(Data records for software interfaces)

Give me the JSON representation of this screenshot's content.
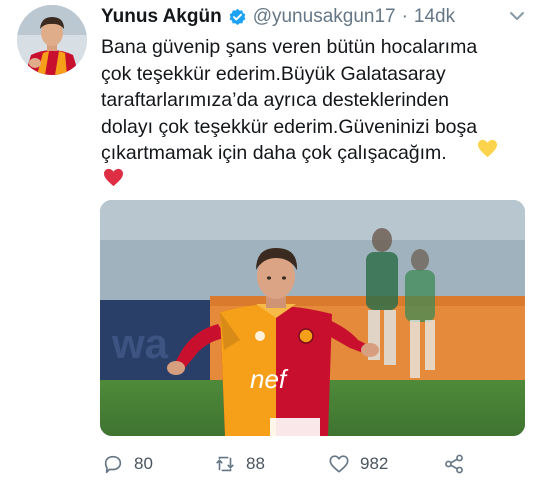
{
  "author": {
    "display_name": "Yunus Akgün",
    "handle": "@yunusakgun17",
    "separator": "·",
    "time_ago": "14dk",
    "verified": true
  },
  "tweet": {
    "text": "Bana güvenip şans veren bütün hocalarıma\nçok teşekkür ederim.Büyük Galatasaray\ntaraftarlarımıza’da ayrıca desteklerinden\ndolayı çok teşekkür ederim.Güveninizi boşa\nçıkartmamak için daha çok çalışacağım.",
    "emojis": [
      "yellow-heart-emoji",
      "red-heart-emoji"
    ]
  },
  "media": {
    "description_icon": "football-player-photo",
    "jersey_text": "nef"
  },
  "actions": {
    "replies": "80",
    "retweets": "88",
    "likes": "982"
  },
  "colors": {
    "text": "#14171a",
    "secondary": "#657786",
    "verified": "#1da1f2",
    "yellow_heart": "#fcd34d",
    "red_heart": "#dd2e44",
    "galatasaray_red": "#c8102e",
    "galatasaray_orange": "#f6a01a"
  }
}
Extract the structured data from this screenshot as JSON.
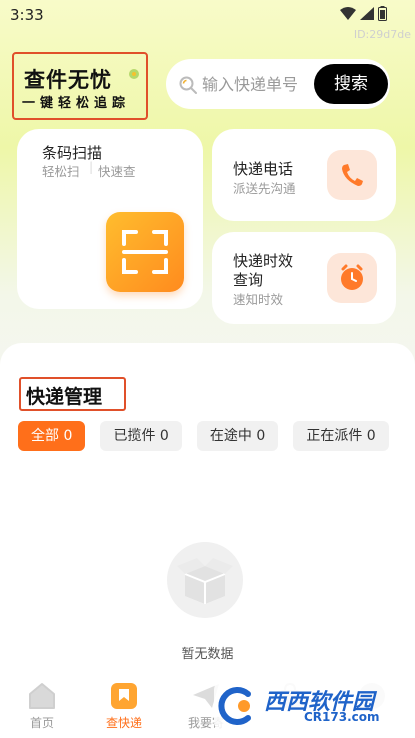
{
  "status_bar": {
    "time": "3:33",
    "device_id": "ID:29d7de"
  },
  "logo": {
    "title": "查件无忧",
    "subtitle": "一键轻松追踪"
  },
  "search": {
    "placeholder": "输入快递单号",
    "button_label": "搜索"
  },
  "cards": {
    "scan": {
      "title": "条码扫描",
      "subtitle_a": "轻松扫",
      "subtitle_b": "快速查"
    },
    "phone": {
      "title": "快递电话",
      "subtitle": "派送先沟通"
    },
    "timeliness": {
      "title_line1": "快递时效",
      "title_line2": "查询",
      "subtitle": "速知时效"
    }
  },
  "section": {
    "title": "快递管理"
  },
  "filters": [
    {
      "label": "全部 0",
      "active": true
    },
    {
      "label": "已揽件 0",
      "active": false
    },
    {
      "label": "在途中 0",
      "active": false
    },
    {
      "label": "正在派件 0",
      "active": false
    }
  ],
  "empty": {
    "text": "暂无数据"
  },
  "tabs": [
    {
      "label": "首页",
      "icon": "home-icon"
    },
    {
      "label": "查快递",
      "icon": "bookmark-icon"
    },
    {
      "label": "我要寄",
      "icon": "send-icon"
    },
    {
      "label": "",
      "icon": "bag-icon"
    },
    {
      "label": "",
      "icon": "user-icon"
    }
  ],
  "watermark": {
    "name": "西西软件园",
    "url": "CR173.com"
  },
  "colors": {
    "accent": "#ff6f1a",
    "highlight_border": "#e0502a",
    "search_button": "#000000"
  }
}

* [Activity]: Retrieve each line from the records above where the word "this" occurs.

* [Your response]:
Give me the JSON representation of this screenshot's content.
Extract the structured data from this screenshot as JSON.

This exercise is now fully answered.